§ **Task directions**: Every line of the data must appear again in the answer, exactly as written.

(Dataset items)
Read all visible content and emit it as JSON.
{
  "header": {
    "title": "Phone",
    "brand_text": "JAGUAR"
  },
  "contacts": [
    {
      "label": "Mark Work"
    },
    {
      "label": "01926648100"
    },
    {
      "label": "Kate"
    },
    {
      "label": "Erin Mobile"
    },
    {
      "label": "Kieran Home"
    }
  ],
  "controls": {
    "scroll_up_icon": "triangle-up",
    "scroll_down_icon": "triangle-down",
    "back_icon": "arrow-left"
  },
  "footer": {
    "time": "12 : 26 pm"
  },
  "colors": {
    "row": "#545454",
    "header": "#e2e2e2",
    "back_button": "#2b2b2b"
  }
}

§ **Task answer**:
Read all visible content and emit it as JSON.
{
  "header": {
    "title": "Phone",
    "brand_text": "JAGUAR"
  },
  "contacts": [
    {
      "label": "Mark Work"
    },
    {
      "label": "01926648100"
    },
    {
      "label": "Kate"
    },
    {
      "label": "Erin Mobile"
    },
    {
      "label": "Kieran Home"
    }
  ],
  "controls": {
    "scroll_up_icon": "triangle-up",
    "scroll_down_icon": "triangle-down",
    "back_icon": "arrow-left"
  },
  "footer": {
    "time": "12 : 26 pm"
  },
  "colors": {
    "row": "#545454",
    "header": "#e2e2e2",
    "back_button": "#2b2b2b"
  }
}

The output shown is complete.